Still, the show's distinct '90s style and off-screen actor drama had many wondering whether a second go was even possible. While 21 Jump Street served as an inspiration and blueprint, it didn't heavily involve members of the original cast, opting instead for cameos from almost every original series star. Saved by the Bell's actors were professionally in different places — as was Wigfield's vision for their characters — making it easier for some to return in a more prominent capacity.

Plus, the culture has shifted. Writing that might not have earned a second glance in the 1990s — including Zack Morris' humor and antics — are now being jokingly lambasted in Funny or Die series like "Zack Morris Is Trash." 

The Saved by the Bell reboot's humor is elevated from its '90s counterpart

But that's clearly something Saved by the Bell showrunner Tracey Wigfield understood.
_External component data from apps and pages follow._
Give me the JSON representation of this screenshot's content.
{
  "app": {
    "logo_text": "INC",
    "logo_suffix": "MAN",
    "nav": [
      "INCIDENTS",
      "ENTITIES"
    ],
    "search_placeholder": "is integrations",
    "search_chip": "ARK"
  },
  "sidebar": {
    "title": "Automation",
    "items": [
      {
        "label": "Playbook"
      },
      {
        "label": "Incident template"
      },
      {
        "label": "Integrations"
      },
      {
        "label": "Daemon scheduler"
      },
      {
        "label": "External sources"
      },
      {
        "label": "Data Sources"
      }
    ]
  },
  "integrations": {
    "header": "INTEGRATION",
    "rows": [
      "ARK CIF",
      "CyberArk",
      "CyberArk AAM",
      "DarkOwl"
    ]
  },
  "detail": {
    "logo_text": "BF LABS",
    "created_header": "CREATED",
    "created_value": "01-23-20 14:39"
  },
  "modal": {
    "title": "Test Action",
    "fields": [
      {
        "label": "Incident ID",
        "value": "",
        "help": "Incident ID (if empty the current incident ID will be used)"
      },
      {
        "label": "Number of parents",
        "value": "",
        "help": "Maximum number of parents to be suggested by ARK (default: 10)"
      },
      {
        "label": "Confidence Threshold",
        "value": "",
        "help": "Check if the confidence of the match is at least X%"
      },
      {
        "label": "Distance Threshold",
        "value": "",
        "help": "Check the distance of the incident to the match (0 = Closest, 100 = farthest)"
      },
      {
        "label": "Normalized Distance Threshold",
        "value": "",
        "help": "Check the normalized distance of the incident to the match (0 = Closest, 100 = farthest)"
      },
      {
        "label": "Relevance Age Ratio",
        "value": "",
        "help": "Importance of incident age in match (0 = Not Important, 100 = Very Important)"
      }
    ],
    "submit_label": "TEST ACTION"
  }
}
In her THR interview, the writer for shows like The Mindy Project, 30 Rock, and Hulu's Four Weddings and A Funeral made it clear the kind of comedy that worked for the original series wasn't what she'd be delivering with her Peacock project. Instead, viewers should expect something geared towards an older audience with humor that's a little more elevated and conscious.

"People think it's going to be Fuller House. It's actually closer in tone to any of the other shows I've worked on," Wigfield said. "It's a comedy for adults — a high school show but a Mean Girls kind of high school more than a Saved by the Bell one."

That doesn't mean it's not for younger viewers, though. In fact, Wigfield said she took a more calculated and diverse approach to her writer's room on this project, which helped keep the comedy from feeling dated or out of touch. "I'm friends with Mindy Kaling and Lang Fisher, and they were finishing up their first season of Never Have I Ever while I was getting this started," she explained. "We all just kept joking that we're three old pregnant ladies trying to be like, 'Yeah, this party is gonna be lit!' But we had a very diverse room and some young people to tell us what was what."

It's clear that for some, Wigfield's approach of equal parts homage and modern worked, with the Los Angeles Times dubbing it one of the best shows of the year. But TMZ was also among the first to report that NBC removed a series of jokes about Selena Gomez and her kidney transplant, so the reboot's updated comedic style might not be 100% flawless.